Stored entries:
——
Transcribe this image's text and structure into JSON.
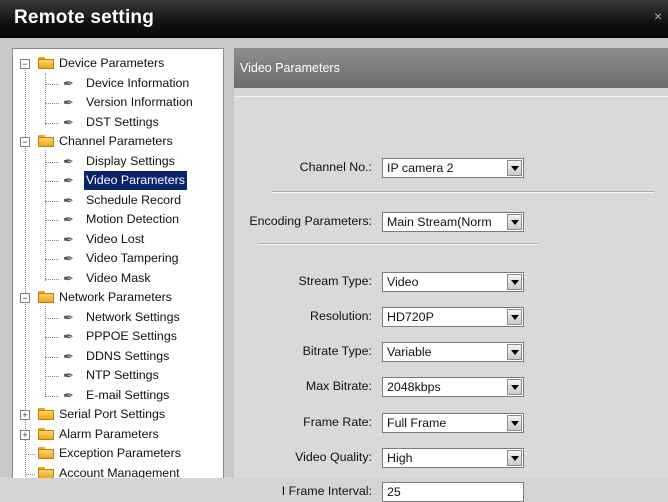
{
  "window": {
    "title": "Remote setting",
    "close_glyph": "×"
  },
  "tree": [
    {
      "label": "Device Parameters",
      "kind": "folder",
      "expander": "−"
    },
    {
      "label": "Device Information",
      "kind": "leaf"
    },
    {
      "label": "Version Information",
      "kind": "leaf"
    },
    {
      "label": "DST Settings",
      "kind": "leaf"
    },
    {
      "label": "Channel Parameters",
      "kind": "folder",
      "expander": "−"
    },
    {
      "label": "Display Settings",
      "kind": "leaf"
    },
    {
      "label": "Video Parameters",
      "kind": "leaf",
      "selected": true
    },
    {
      "label": "Schedule Record",
      "kind": "leaf"
    },
    {
      "label": "Motion Detection",
      "kind": "leaf"
    },
    {
      "label": "Video Lost",
      "kind": "leaf"
    },
    {
      "label": "Video Tampering",
      "kind": "leaf"
    },
    {
      "label": "Video Mask",
      "kind": "leaf"
    },
    {
      "label": "Network Parameters",
      "kind": "folder",
      "expander": "−"
    },
    {
      "label": "Network Settings",
      "kind": "leaf"
    },
    {
      "label": "PPPOE Settings",
      "kind": "leaf"
    },
    {
      "label": "DDNS Settings",
      "kind": "leaf"
    },
    {
      "label": "NTP Settings",
      "kind": "leaf"
    },
    {
      "label": "E-mail Settings",
      "kind": "leaf"
    },
    {
      "label": "Serial Port Settings",
      "kind": "folder",
      "expander": "+"
    },
    {
      "label": "Alarm Parameters",
      "kind": "folder",
      "expander": "+"
    },
    {
      "label": "Exception Parameters",
      "kind": "folder"
    },
    {
      "label": "Account Management",
      "kind": "folder"
    }
  ],
  "panel": {
    "header": "Video Parameters",
    "channel": {
      "label": "Channel No.:",
      "value": "IP camera 2"
    },
    "encoding": {
      "label": "Encoding Parameters:",
      "value": "Main Stream(Norm"
    },
    "fields": {
      "stream_type": {
        "label": "Stream Type:",
        "value": "Video"
      },
      "resolution": {
        "label": "Resolution:",
        "value": "HD720P"
      },
      "bitrate_type": {
        "label": "Bitrate Type:",
        "value": "Variable"
      },
      "max_bitrate": {
        "label": "Max Bitrate:",
        "value": "2048kbps"
      },
      "frame_rate": {
        "label": "Frame Rate:",
        "value": "Full Frame"
      },
      "video_quality": {
        "label": "Video Quality:",
        "value": "High"
      },
      "i_frame_interval": {
        "label": "I Frame Interval:",
        "value": "25"
      }
    }
  },
  "icons": {
    "folder": "folder-icon",
    "leaf": "wrench-icon",
    "dropdown": "chevron-down-icon"
  }
}
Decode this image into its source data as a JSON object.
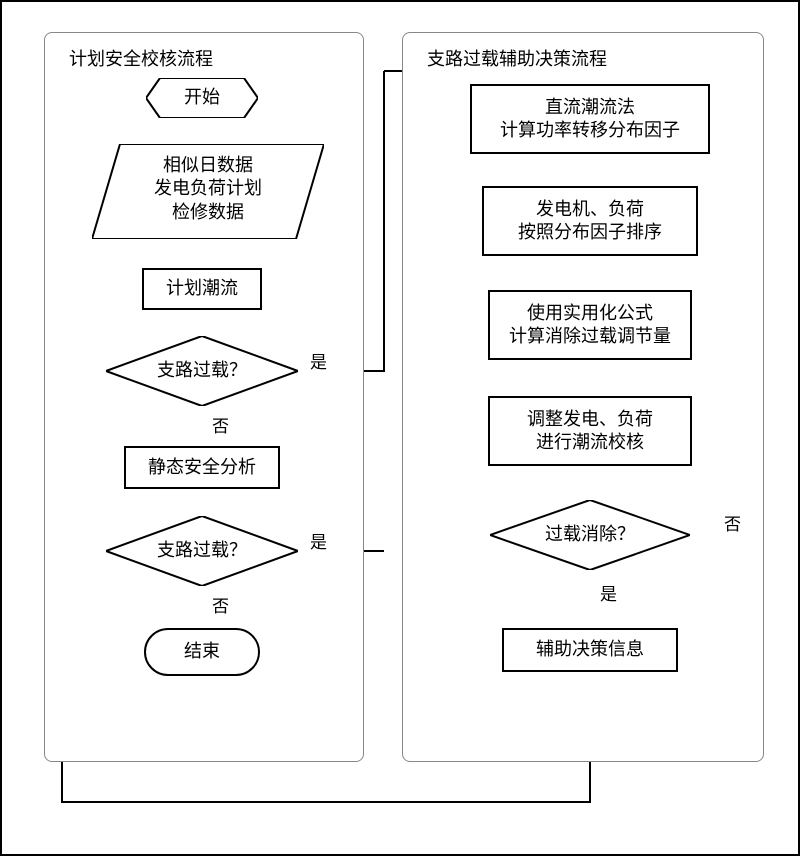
{
  "left_panel": {
    "title": "计划安全校核流程",
    "start": "开始",
    "input": "相似日数据\n发电负荷计划\n检修数据",
    "plan_flow": "计划潮流",
    "decision1": "支路过载？",
    "static_analysis": "静态安全分析",
    "decision2": "支路过载？",
    "end": "结束",
    "yes": "是",
    "no": "否"
  },
  "right_panel": {
    "title": "支路过载辅助决策流程",
    "step1": "直流潮流法\n计算功率转移分布因子",
    "step2": "发电机、负荷\n按照分布因子排序",
    "step3": "使用实用化公式\n计算消除过载调节量",
    "step4": "调整发电、负荷\n进行潮流校核",
    "decision": "过载消除？",
    "output": "辅助决策信息",
    "yes": "是",
    "no": "否"
  }
}
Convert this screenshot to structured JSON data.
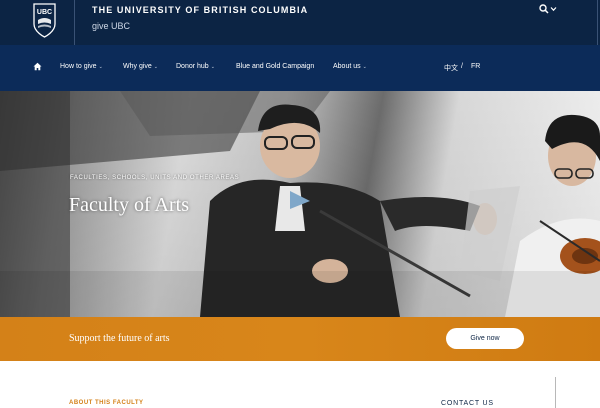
{
  "header": {
    "logo_text": "UBC",
    "university_name": "THE UNIVERSITY OF BRITISH COLUMBIA",
    "site_name": "give UBC",
    "search_icon": "search-icon",
    "chevron_icon": "chevron-down-icon",
    "colors": {
      "header_bg": "#0c2444",
      "nav_bg": "#0c2b59"
    }
  },
  "nav": {
    "home_icon": "home-icon",
    "items": [
      {
        "label": "How to give",
        "has_dropdown": true
      },
      {
        "label": "Why give",
        "has_dropdown": true
      },
      {
        "label": "Donor hub",
        "has_dropdown": true
      },
      {
        "label": "Blue and Gold Campaign",
        "has_dropdown": false
      },
      {
        "label": "About us",
        "has_dropdown": true
      }
    ],
    "languages": {
      "zh": "中文",
      "separator": "/",
      "fr": "FR"
    }
  },
  "hero": {
    "subtitle": "FACULTIES, SCHOOLS, UNITS AND OTHER AREAS",
    "title": "Faculty of Arts"
  },
  "banner": {
    "text": "Support the future of arts",
    "button_label": "Give now",
    "color": "#d48118"
  },
  "content": {
    "about_label": "ABOUT THIS FACULTY",
    "contact_label": "CONTACT US"
  }
}
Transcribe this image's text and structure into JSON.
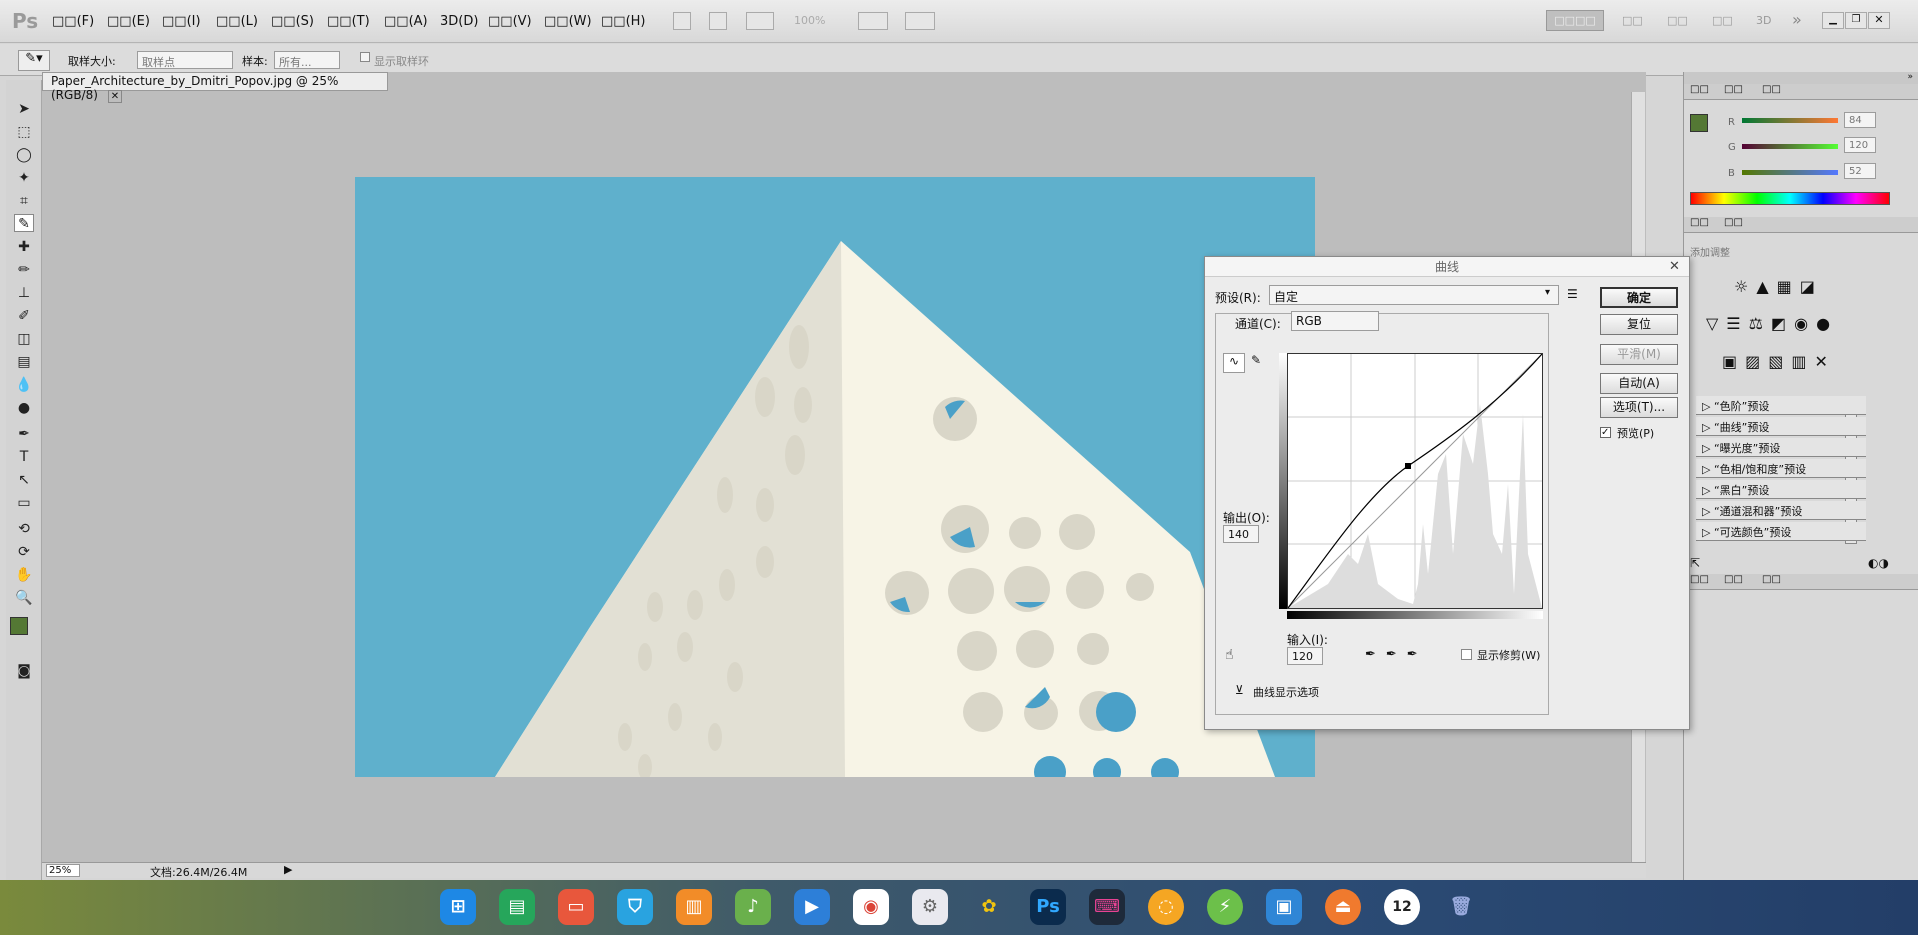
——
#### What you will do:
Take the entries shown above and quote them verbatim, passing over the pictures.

#### Response area:
Transcribe this image's text and structure into JSON.
{
  "window": {
    "title": "Remote setting",
    "close_glyph": "×"
  },
  "tree": [
    {
      "label": "Device Parameters",
      "kind": "folder",
      "expander": "−"
    },
    {
      "label": "Device Information",
      "kind": "leaf"
    },
    {
      "label": "Version Information",
      "kind": "leaf"
    },
    {
      "label": "DST Settings",
      "kind": "leaf"
    },
    {
      "label": "Channel Parameters",
      "kind": "folder",
      "expander": "−"
    },
    {
      "label": "Display Settings",
      "kind": "leaf"
    },
    {
      "label": "Video Parameters",
      "kind": "leaf",
      "selected": true
    },
    {
      "label": "Schedule Record",
      "kind": "leaf"
    },
    {
      "label": "Motion Detection",
      "kind": "leaf"
    },
    {
      "label": "Video Lost",
      "kind": "leaf"
    },
    {
      "label": "Video Tampering",
      "kind": "leaf"
    },
    {
      "label": "Video Mask",
      "kind": "leaf"
    },
    {
      "label": "Network Parameters",
      "kind": "folder",
      "expander": "−"
    },
    {
      "label": "Network Settings",
      "kind": "leaf"
    },
    {
      "label": "PPPOE Settings",
      "kind": "leaf"
    },
    {
      "label": "DDNS Settings",
      "kind": "leaf"
    },
    {
      "label": "NTP Settings",
      "kind": "leaf"
    },
    {
      "label": "E-mail Settings",
      "kind": "leaf"
    },
    {
      "label": "Serial Port Settings",
      "kind": "folder",
      "expander": "+"
    },
    {
      "label": "Alarm Parameters",
      "kind": "folder",
      "expander": "+"
    },
    {
      "label": "Exception Parameters",
      "kind": "folder"
    },
    {
      "label": "Account Management",
      "kind": "folder"
    }
  ],
  "panel": {
    "header": "Video Parameters",
    "channel": {
      "label": "Channel No.:",
      "value": "IP camera 2"
    },
    "encoding": {
      "label": "Encoding Parameters:",
      "value": "Main Stream(Norm"
    },
    "fields": {
      "stream_type": {
        "label": "Stream Type:",
        "value": "Video"
      },
      "resolution": {
        "label": "Resolution:",
        "value": "HD720P"
      },
      "bitrate_type": {
        "label": "Bitrate Type:",
        "value": "Variable"
      },
      "max_bitrate": {
        "label": "Max Bitrate:",
        "value": "2048kbps"
      },
      "frame_rate": {
        "label": "Frame Rate:",
        "value": "Full Frame"
      },
      "video_quality": {
        "label": "Video Quality:",
        "value": "High"
      },
      "i_frame_interval": {
        "label": "I Frame Interval:",
        "value": "25"
      }
    }
  },
  "icons": {
    "folder": "folder-icon",
    "leaf": "wrench-icon",
    "dropdown": "chevron-down-icon"
  }
}
Decode this image into its source data as a JSON object.
{
  "left_panel": {
    "title": "计划安全校核流程",
    "start": "开始",
    "input": "相似日数据\n发电负荷计划\n检修数据",
    "plan_flow": "计划潮流",
    "decision1": "支路过载？",
    "static_analysis": "静态安全分析",
    "decision2": "支路过载？",
    "end": "结束",
    "yes": "是",
    "no": "否"
  },
  "right_panel": {
    "title": "支路过载辅助决策流程",
    "step1": "直流潮流法\n计算功率转移分布因子",
    "step2": "发电机、负荷\n按照分布因子排序",
    "step3": "使用实用化公式\n计算消除过载调节量",
    "step4": "调整发电、负荷\n进行潮流校核",
    "decision": "过载消除？",
    "output": "辅助决策信息",
    "yes": "是",
    "no": "否"
  }
}
Convert this screenshot to structured JSON data.
{
  "header": {
    "logo_text": "UBC",
    "university_name": "THE UNIVERSITY OF BRITISH COLUMBIA",
    "site_name": "give UBC",
    "search_icon": "search-icon",
    "chevron_icon": "chevron-down-icon",
    "colors": {
      "header_bg": "#0c2444",
      "nav_bg": "#0c2b59"
    }
  },
  "nav": {
    "home_icon": "home-icon",
    "items": [
      {
        "label": "How to give",
        "has_dropdown": true
      },
      {
        "label": "Why give",
        "has_dropdown": true
      },
      {
        "label": "Donor hub",
        "has_dropdown": true
      },
      {
        "label": "Blue and Gold Campaign",
        "has_dropdown": false
      },
      {
        "label": "About us",
        "has_dropdown": true
      }
    ],
    "languages": {
      "zh": "中文",
      "separator": "/",
      "fr": "FR"
    }
  },
  "hero": {
    "subtitle": "FACULTIES, SCHOOLS, UNITS AND OTHER AREAS",
    "title": "Faculty of Arts"
  },
  "banner": {
    "text": "Support the future of arts",
    "button_label": "Give now",
    "color": "#d48118"
  },
  "content": {
    "about_label": "ABOUT THIS FACULTY",
    "contact_label": "CONTACT US"
  }
}
Transcribe this image's text and structure into JSON.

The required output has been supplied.